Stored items
BEGIN
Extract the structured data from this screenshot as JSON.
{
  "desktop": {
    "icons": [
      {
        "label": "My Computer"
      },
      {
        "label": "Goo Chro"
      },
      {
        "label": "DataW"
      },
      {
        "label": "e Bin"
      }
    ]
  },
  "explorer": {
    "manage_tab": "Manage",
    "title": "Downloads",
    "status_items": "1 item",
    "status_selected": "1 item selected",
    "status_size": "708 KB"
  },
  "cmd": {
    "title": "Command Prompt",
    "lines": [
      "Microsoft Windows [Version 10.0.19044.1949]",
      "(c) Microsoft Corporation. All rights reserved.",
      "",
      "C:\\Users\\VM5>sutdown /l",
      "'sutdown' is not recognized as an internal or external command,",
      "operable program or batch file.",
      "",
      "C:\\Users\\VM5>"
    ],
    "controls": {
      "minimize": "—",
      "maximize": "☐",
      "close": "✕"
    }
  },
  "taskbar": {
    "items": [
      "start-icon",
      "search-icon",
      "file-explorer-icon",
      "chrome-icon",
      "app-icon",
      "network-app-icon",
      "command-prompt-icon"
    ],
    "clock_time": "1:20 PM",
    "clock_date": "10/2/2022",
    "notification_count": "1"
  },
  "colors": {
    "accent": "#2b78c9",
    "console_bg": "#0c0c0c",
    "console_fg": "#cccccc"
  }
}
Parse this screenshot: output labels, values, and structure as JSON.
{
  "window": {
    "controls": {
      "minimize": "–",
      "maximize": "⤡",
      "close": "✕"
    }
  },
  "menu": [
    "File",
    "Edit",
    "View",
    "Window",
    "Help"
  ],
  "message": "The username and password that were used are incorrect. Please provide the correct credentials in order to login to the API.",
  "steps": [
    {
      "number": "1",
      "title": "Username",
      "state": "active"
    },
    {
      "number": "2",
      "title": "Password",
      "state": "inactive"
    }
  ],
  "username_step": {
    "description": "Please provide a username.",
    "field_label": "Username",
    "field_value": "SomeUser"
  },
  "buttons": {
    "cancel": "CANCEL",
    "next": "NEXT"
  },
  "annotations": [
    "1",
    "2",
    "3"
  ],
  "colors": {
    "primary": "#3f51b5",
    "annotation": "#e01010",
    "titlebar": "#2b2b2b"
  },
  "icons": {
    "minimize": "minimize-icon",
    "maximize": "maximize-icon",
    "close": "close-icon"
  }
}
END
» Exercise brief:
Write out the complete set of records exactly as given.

» Answer to this exercise:
Extract the structured data from this screenshot as JSON.
{
  "desktop": {
    "icons": [
      {
        "label": "My Computer"
      },
      {
        "label": "Goo Chro"
      },
      {
        "label": "DataW"
      },
      {
        "label": "e Bin"
      }
    ]
  },
  "explorer": {
    "manage_tab": "Manage",
    "title": "Downloads",
    "status_items": "1 item",
    "status_selected": "1 item selected",
    "status_size": "708 KB"
  },
  "cmd": {
    "title": "Command Prompt",
    "lines": [
      "Microsoft Windows [Version 10.0.19044.1949]",
      "(c) Microsoft Corporation. All rights reserved.",
      "",
      "C:\\Users\\VM5>sutdown /l",
      "'sutdown' is not recognized as an internal or external command,",
      "operable program or batch file.",
      "",
      "C:\\Users\\VM5>"
    ],
    "controls": {
      "minimize": "—",
      "maximize": "☐",
      "close": "✕"
    }
  },
  "taskbar": {
    "items": [
      "start-icon",
      "search-icon",
      "file-explorer-icon",
      "chrome-icon",
      "app-icon",
      "network-app-icon",
      "command-prompt-icon"
    ],
    "clock_time": "1:20 PM",
    "clock_date": "10/2/2022",
    "notification_count": "1"
  },
  "colors": {
    "accent": "#2b78c9",
    "console_bg": "#0c0c0c",
    "console_fg": "#cccccc"
  }
}
Parse this screenshot: output labels, values, and structure as JSON.
{
  "window": {
    "controls": {
      "minimize": "–",
      "maximize": "⤡",
      "close": "✕"
    }
  },
  "menu": [
    "File",
    "Edit",
    "View",
    "Window",
    "Help"
  ],
  "message": "The username and password that were used are incorrect. Please provide the correct credentials in order to login to the API.",
  "steps": [
    {
      "number": "1",
      "title": "Username",
      "state": "active"
    },
    {
      "number": "2",
      "title": "Password",
      "state": "inactive"
    }
  ],
  "username_step": {
    "description": "Please provide a username.",
    "field_label": "Username",
    "field_value": "SomeUser"
  },
  "buttons": {
    "cancel": "CANCEL",
    "next": "NEXT"
  },
  "annotations": [
    "1",
    "2",
    "3"
  ],
  "colors": {
    "primary": "#3f51b5",
    "annotation": "#e01010",
    "titlebar": "#2b2b2b"
  },
  "icons": {
    "minimize": "minimize-icon",
    "maximize": "maximize-icon",
    "close": "close-icon"
  }
}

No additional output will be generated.